▸ Requirement: Which lines have the string "icon"? Copy all of them from the entries below.

▸ Record excerpts:
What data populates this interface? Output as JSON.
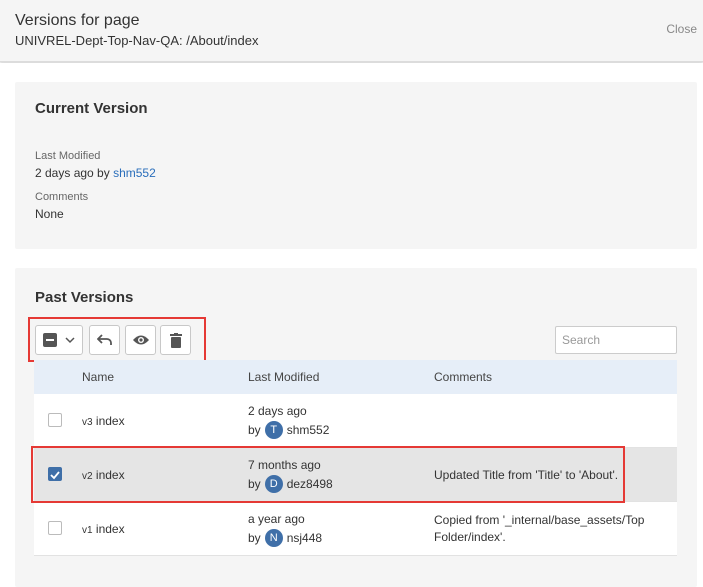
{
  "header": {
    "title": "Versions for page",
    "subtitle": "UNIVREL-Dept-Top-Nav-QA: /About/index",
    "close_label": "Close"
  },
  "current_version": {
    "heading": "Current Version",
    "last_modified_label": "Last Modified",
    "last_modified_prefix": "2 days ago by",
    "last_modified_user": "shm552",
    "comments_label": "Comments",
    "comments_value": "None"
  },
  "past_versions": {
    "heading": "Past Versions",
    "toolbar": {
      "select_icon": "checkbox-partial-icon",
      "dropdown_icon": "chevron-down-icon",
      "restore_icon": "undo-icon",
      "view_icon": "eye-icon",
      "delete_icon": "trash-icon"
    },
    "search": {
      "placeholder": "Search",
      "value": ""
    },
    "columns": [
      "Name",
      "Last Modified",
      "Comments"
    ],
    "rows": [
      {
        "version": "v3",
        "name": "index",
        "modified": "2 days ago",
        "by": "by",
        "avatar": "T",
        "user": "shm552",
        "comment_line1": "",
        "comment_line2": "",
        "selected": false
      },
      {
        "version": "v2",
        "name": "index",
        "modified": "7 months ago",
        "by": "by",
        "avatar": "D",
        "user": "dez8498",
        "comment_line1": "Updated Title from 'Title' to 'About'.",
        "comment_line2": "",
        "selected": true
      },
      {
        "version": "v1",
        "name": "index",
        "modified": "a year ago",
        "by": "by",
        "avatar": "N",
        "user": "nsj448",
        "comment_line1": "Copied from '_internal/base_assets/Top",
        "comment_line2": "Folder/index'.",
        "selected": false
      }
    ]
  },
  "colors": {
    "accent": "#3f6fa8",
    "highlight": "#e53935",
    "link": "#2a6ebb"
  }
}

▸ Response:
      "select_icon": "checkbox-partial-icon",
      "dropdown_icon": "chevron-down-icon",
      "restore_icon": "undo-icon",
      "view_icon": "eye-icon",
      "delete_icon": "trash-icon"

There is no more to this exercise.